After an injury to the brain, it is estimated that 20 to 40 percent of the time, there are interruptions to the neurological system that controls eye movement, regulates focusing, and accurately interprets visual information. Approximately 80 percent of the information about the environment is received through vision; therefore, visual deficits can cause significant difficulties performing daily activities. Unfortunately, this is a deficit that is often overlooked after a brain injury.
Common visual symptoms include:
- Double vision
- Difficulty with visual tracking and scanning
- Difficulty focusing or maintaining focus
- Misalignment of eyes
- Light sensitivity
- Contrast sensitivity
- Decreased eye–hand coordination
One of the many ways Pate Rehabilitation addresses visual deficits is through use of the Sanet Vision Integrator (SVI). The SVI corrects many visual deficits patients may experience after a brain injury, as well as other deficits such as memory, speech, use of hands, and standing balance.
SVI has programs that promote eye-hand coordination, visual scanning efficiency, and sustained visual attention. Modifications can be made to the programs to meet the patient’s needs and increase complexity as they improve. The presentation of the stimuli can be adjusted so the patient has to focus on a specific area (for example, the left side for a patient who cannot see things on their left side) or the whole screen to widen the visual field. The size or contrast sensitivity of the visual stimuli can be increased or decreased. In addition, SVI includes a program that requires the patient to recall words, letters or numbers, and touch them on the screen in a certain order, to address memory, as well as visual difficulties. The screen can be raised or lowered so a patient can use the SVI from a wheelchair or standing position to help improve dynamic standing balance.
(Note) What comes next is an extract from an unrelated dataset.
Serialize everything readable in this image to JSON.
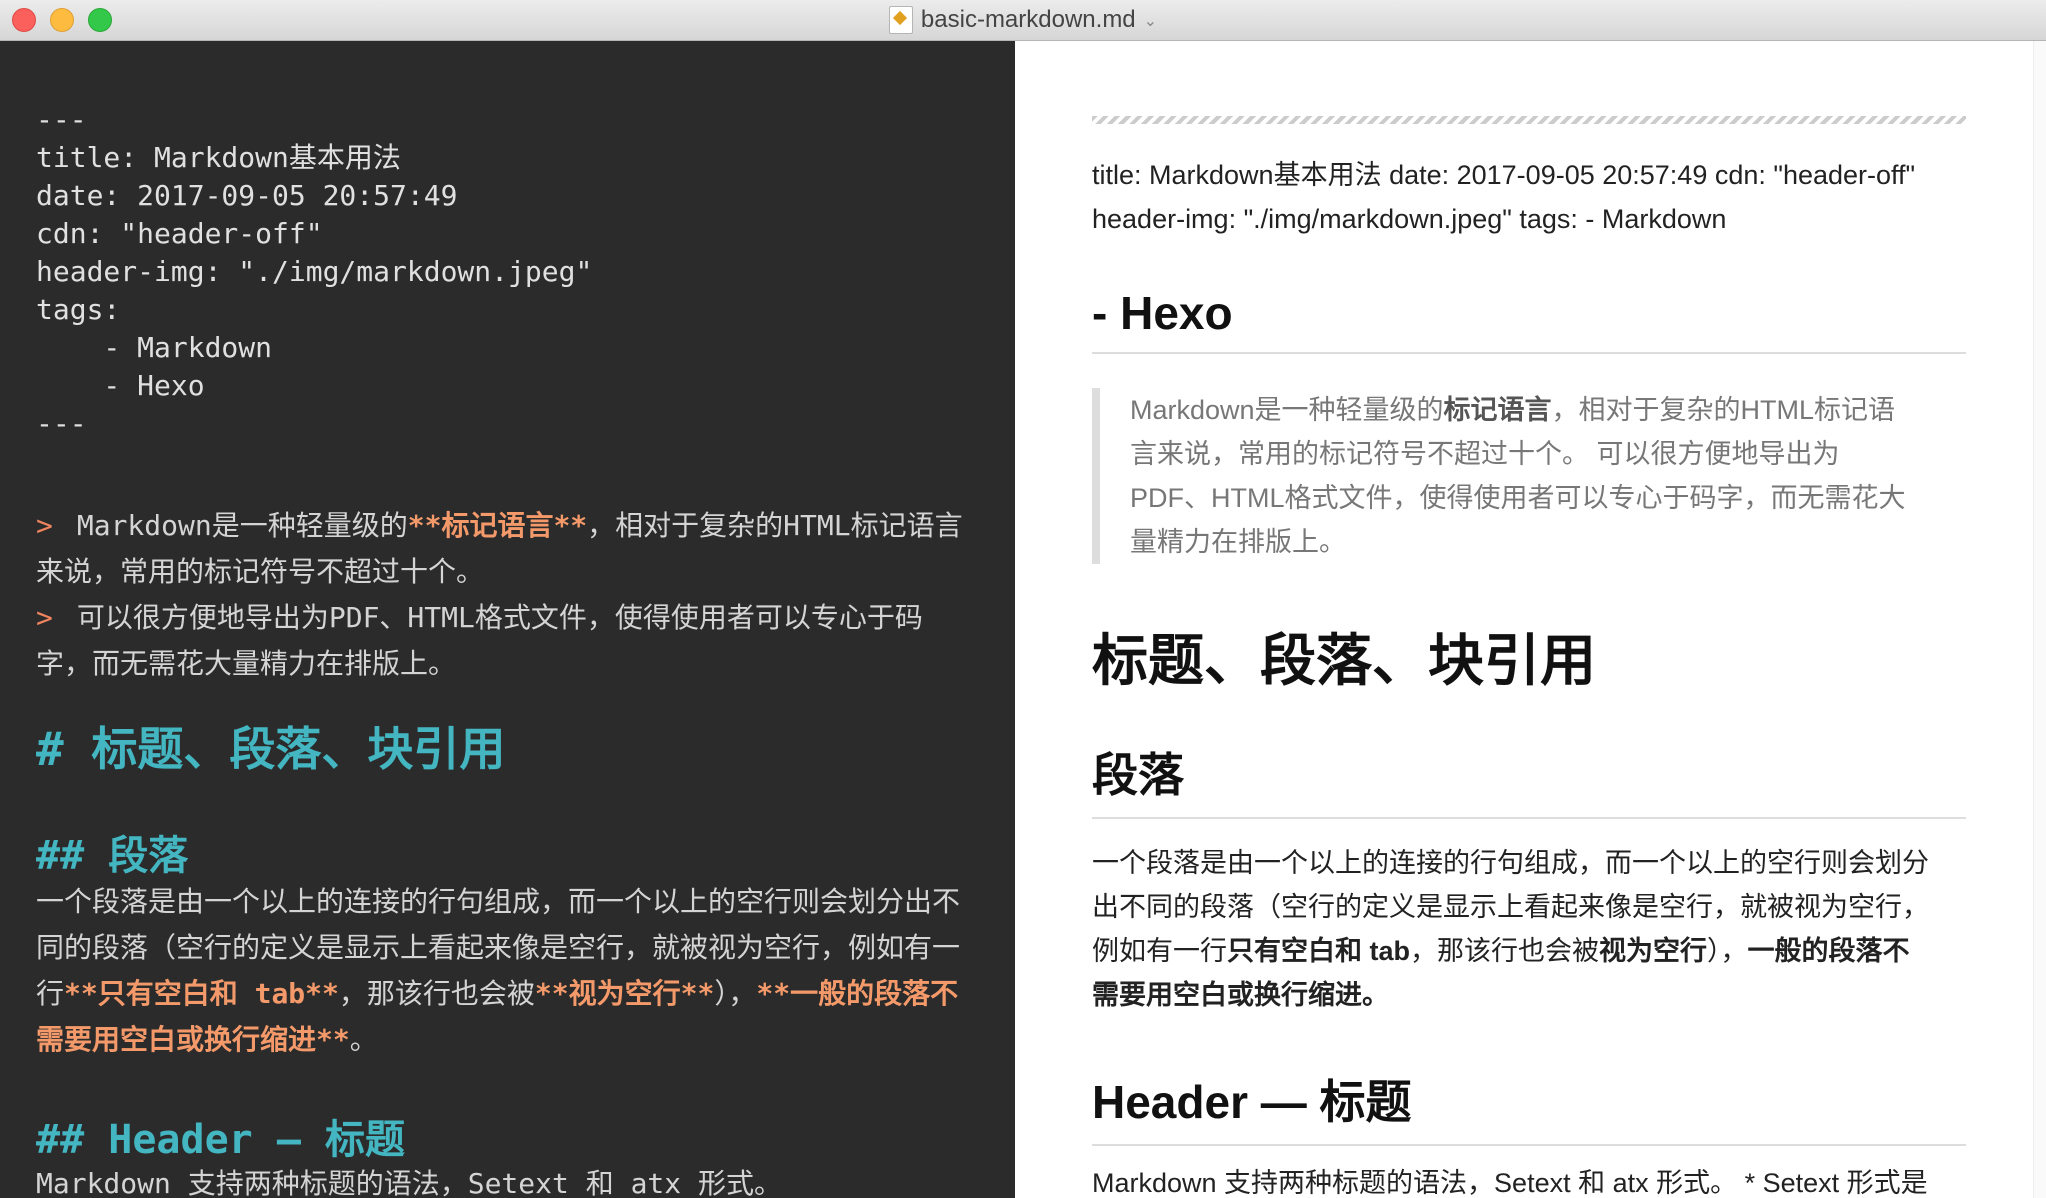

Consistent use of the SVI can help patients develop better scanning patterns, visual motor reaction speed, and sustained visual attention. This results in improved performance in, and more confidence with, important daily activities such as self-care, vocational and leisure activities, and driving which improves the overall quality of life.